Recreational programs and programs tackling the social and emotional needs of our youth received nearly $30,000. Neil Troppman, Head Coach of the Boy’s Club Lacrosse at Martinsburg High School, received a grant to purchase new helmets for every member of the team. Burke Street Elementary School families will enjoy the opportunity to have portraits taken by a professional photographer at the school thanks to a grant received by School Counselor Teresa Weller. Teri Wilson of Berkeley Heights Elementary School received a grant to purchase Playground Activity Panels, which will allow students to enjoy independent, unstructured outdoor playtime.
Another vital Eastern Panhandle organization, Potomac Valley Audubon Society, received four grants. Two of those grants will support their “Nature in the Neighborhood” programs, allowing PVAS to bring summer camp experiences to disadvantaged youth in Berkeley and Jefferson county. The other two grants will allow PVAS to continue to bring hands-on environmental education programs directly to schools in our area. Executive Director Kristin Alexander shared the following story with EWVCF about the organization’s Lead Educator Amy Moore Thomas’s recent successful trip to a classroom at Marlowe Elementary School. “Amy had the BEST time presenting her ‘Bugs a Billion’ program to 1st graders,” Alexander wrote. “They got to hold wiggly mealworms and one little girl told Amy that she’d been scared of bugs before the program, but now she was HOLDING one and she wasn’t scared anymore.” When Amy lead students outside to see even more insects, the kids began jumping up and down with excitement. “Amy came back and shared that those kinds of programs are why she loves her job. They re-energize her every time. Thank you for making these programs possible for ALL students,” said Alexander.

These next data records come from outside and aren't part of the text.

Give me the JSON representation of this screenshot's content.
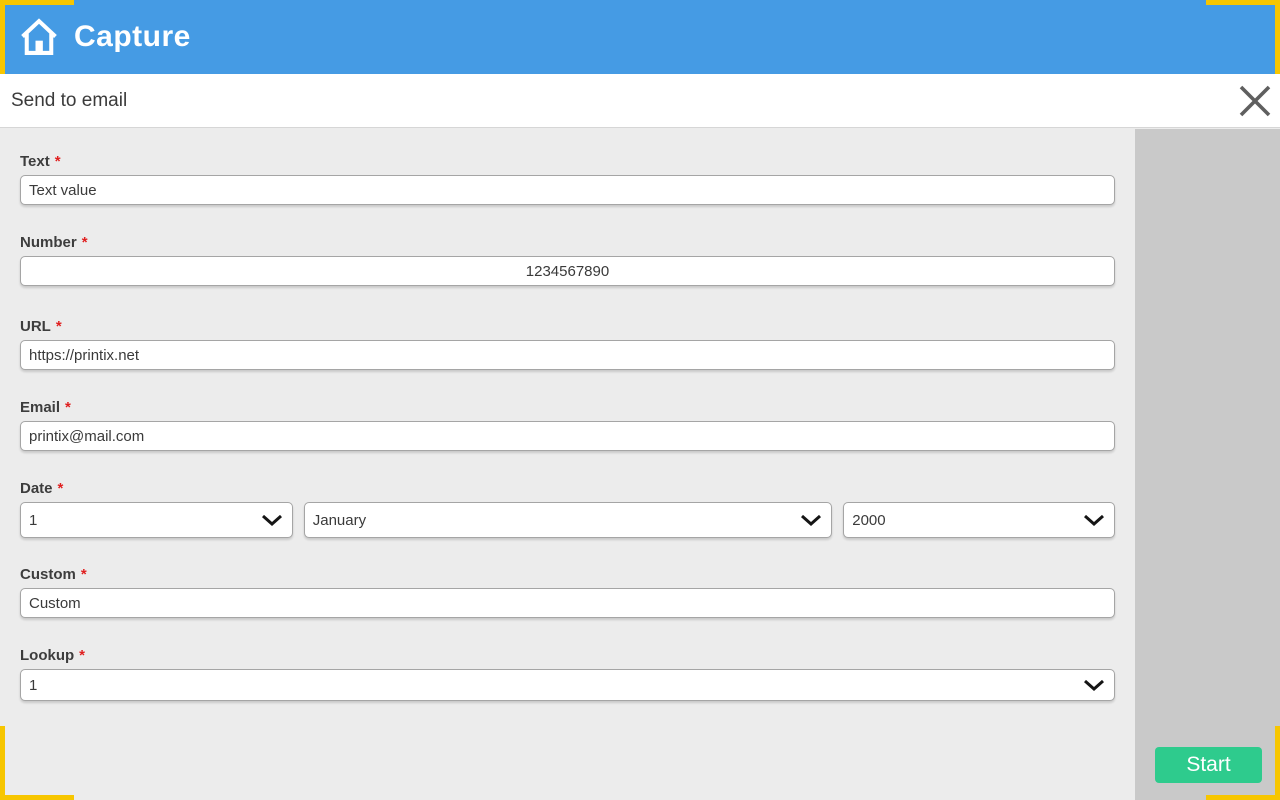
{
  "header": {
    "app_title": "Capture"
  },
  "titlebar": {
    "title": "Send to email"
  },
  "form": {
    "required_mark": "*",
    "fields": [
      {
        "label": "Text",
        "type": "text",
        "value": "Text value",
        "align": "left"
      },
      {
        "label": "Number",
        "type": "text",
        "value": "1234567890",
        "align": "center"
      },
      {
        "label": "URL",
        "type": "text",
        "value": "https://printix.net",
        "align": "left"
      },
      {
        "label": "Email",
        "type": "text",
        "value": "printix@mail.com",
        "align": "left"
      },
      {
        "label": "Date",
        "type": "select-group",
        "values": [
          "1",
          "January",
          "2000"
        ]
      },
      {
        "label": "Custom",
        "type": "text",
        "value": "Custom",
        "align": "left"
      },
      {
        "label": "Lookup",
        "type": "select",
        "value": "1"
      }
    ]
  },
  "footer": {
    "start_label": "Start"
  },
  "icons": {
    "home": "house-outline",
    "close": "x-cross",
    "chevron": "chevron-down"
  },
  "colors": {
    "header_blue": "#459be4",
    "viewfinder_yellow": "#f7c600",
    "start_green": "#2ecb8d",
    "form_background": "#ececec",
    "side_background": "#c9c9c9",
    "required_red": "#e01f1f"
  }
}
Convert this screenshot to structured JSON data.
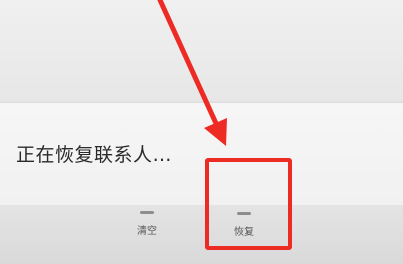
{
  "status": {
    "message": "正在恢复联系人…"
  },
  "bottom_bar": {
    "clear_label": "清空",
    "restore_label": "恢复"
  },
  "annotation": {
    "color": "#ee2a24",
    "icon": "red-arrow-pointer"
  }
}
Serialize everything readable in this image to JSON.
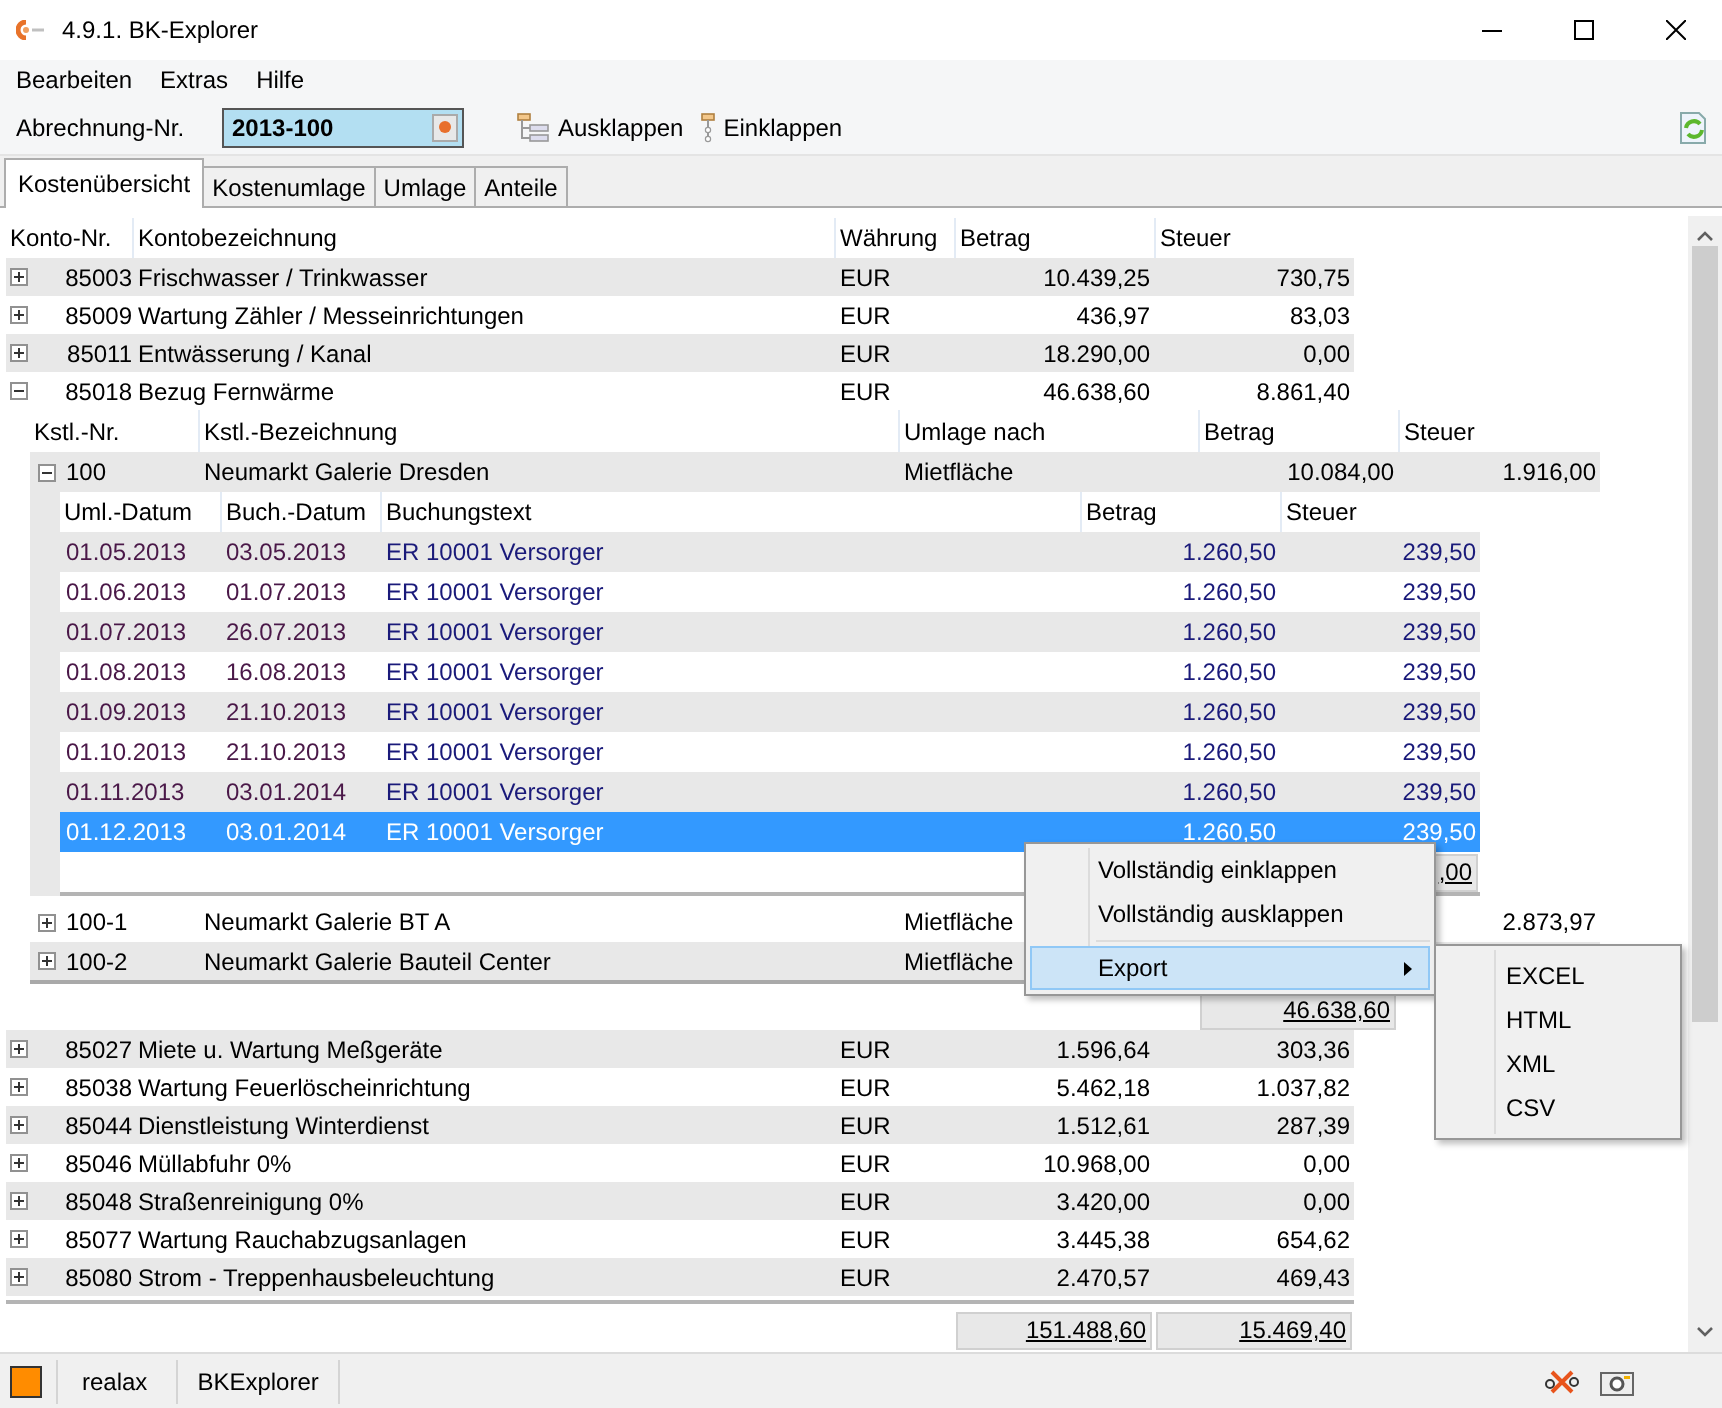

The Community Foundation’s Youth and Education grants are made possible thanks to the generosity of EWVCF’s donors. Funding came from the Jane P. Snyder Youth Fund, C. Scott and Elizabeth C. Shade Youth Fund, Bonn Poland Family Roundhouse Recreation Fund, Frada Fine Berkeley County Education Fund, and the Tom and Virginia Seely Morgan County Children’s Fund. Additionally, the Fund advisors for the Bill and Nancy White Charitable Fund, Fleming Family Fund, W. Randy Smith Family Fund, and the Michael and Brenda Mullin Charitable Fund stepped in and allowed the Foundation to award nearly $66,000 more than initially expected.
The Eastern West Virginia Community Foundation (EWVCF) was established in 1995 to help donors create permanent endowments to provide grants and scholarships throughout the region. Since its inception, EWVCF has awarded nearly $14.7 million, including $1 million in 2022 alone. The Community Foundation now holds more than 260 endowed funds with assets of $34 million and it is the leading steward of philanthropic giving in the region. EWVCF works with a wide range of nonprofit organizations providing funding for projects from human welfare and scholarships to affordable housing and natural resources conservation; youth and education to animal welfare and historic preservation, and much more. For information visit www.EWVCF.org, or contact EWVCF Executive Director Michael Whalton at email@example.com , 304-264-0353.